Photos: Warner Bros.
The unlikely comedic pairing of Will Ferrell and Kevin Hart pays big dividends in “Get Hard,” an unapologetically crude comedy costarring Tip “T.I.” Harris, Alison Brie (“Community,” “Mad Men”), and Craig T. Nelson (“Parenthood”).
Marking the directorial debut of screenwriter Etan Cohen (“Tropic Thunder”), this high-concept, lowbrow gut buster is about as politically incorrect as it gets, and all the funnier for it. Although the premise is perhaps better suited to an extended “Funny or Die” sketch than a full-length feature, the writer-director manages to pad the proceedings with enough memorable set pieces and running gags to conceal how thin the plot is stretched. A promising debut from the first-time director, with tons of laughs, a catchy rap-centric soundtrack, and a cast of A-list funnymen doing what they do best, you won’t regret serving time in the company of “Get Hard.”
In the film, Will Ferrell plays James King, an uber-rich LA-based hedge fund manager and jackass of the first order. With a sprawling Bel Air mansion, a smoking hot fiancée (Alison Brie) and a round-the-clock waiting staff tending to his every need, James indeed lives like his last name. On the other side of the income scale, there’s Darnell (Kevin Hart), a cash-strapped family man who runs a carwash out of an office building – the same office building, it turns out, where James works.
After being named a firm partner by his boss and future father-in-law (Craig T. Nelson) for earning $28 million in a single day of trading, King is swiftly dethroned when the feds bust up his engagement party and arrest him on charges of embezzlement and securities fraud. And while it’s plain to see that his boss is the true culprit, James naively allows him to handle his legal defense and ends up with a ten-year sentence in San Quentin.
With only thirty days of freedom before check-in day, James, assuming most black men have been to prison, reaches out to the only one he knows, Darnell, to teach him how to survive in the clink. Of course, Darnell is as law-abiding as they come, but since his life goal is to move his family out of South Central, he agrees to teach James the finer points of “getting hard” in exchange for the thirty grand he needs to buy a house. What follows is a month-long incarceration boot camp run out of James’ mansion wherein he learns prison etiquette, how to properly (and painfully) smuggle a shiv, and a slew of other completely fabricated lessons from a guy who’s only seen the inside of a prison on television.

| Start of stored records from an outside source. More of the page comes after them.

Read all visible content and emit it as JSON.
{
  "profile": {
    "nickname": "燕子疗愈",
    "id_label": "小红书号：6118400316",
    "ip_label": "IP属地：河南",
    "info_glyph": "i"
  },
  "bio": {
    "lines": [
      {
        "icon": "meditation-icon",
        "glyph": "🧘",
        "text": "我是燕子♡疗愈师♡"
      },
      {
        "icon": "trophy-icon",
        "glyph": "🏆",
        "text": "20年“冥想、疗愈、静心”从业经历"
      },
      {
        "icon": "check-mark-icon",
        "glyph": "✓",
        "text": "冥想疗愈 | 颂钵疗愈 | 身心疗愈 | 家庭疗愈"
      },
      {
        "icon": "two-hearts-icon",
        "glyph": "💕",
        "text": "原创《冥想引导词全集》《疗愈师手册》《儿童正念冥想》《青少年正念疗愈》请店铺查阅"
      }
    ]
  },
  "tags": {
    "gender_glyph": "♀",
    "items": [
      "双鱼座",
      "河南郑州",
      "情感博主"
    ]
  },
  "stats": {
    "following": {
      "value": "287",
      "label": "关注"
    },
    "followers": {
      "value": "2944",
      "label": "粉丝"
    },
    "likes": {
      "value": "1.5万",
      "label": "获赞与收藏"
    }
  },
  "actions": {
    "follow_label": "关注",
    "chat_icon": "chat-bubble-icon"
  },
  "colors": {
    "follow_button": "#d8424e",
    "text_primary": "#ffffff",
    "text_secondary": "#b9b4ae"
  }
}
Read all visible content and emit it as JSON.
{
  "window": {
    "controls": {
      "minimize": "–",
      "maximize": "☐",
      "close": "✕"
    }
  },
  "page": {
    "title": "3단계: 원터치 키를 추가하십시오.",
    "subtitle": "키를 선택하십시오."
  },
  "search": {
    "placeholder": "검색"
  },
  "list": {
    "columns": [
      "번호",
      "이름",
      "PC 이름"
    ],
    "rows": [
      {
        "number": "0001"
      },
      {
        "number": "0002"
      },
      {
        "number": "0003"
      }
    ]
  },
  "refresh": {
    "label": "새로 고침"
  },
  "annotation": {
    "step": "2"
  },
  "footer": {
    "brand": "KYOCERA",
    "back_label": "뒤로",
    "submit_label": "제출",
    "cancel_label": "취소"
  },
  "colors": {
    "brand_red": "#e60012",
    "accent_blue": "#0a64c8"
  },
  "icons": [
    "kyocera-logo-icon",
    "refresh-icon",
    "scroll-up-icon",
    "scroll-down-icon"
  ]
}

Writer-director Etan Cohen doesn’t offer much innovation in terms of story or visual style – this all fairly well trodden terrain – but as a purveyor of comedy gold, he’s got the goods. The screenplay by Cohen, Jay Martel and Ian Roberts (“Key and Peele”) makes the most of its goofy premise and is at its best when it unleashes these comedic heavyweights into scenarios like simulating a prison riot, perfecting the art of trash talk and initiating Will Ferrell into a street gang. Sticklers will inevitably take issue with inconsequential plot holes and the setup wearing thin in the second act, but the only real criteria for a hard R comedy is that it brings the laughs, and “Get Hard” certainly does that.
Doing a variation of his manic imbecile persona, Will Ferrell is wonderfully untethered in the role of James King, epitomized in a climactic fight scene that features him going full “mad dog” on his boss’s goons. The performance may not reach Ron Burgundy status, but it’s right up there with his turns in fan favorites like “Step Brothers,” “The Other Guys” and “Talladega Nights.” As for Kevin Hart, even though he’s cast in a relatively “straight man” role, he still pulls in plenty of chuckles with his wimp-pretending-to-be-a-gangster routine. Supporting cast standouts include Alison Brie as Ferrell’s gold digging fiancée and rapper T.I. as Darnell’s gangbanger cousin.
If you can look beyond the fact that the film is basically 100 minutes of racist and homophobic humor – and it’s doubtful the target demographic will struggle with this point – then the court recommends you locate your nearest theater and watch these pranksters perpetrate some first-degree funny.
By Lucas Mirabella
Rated R for pervasive crude and sexual content and language, some graphic nudity, and drug material.
Running Time: 100 Minutes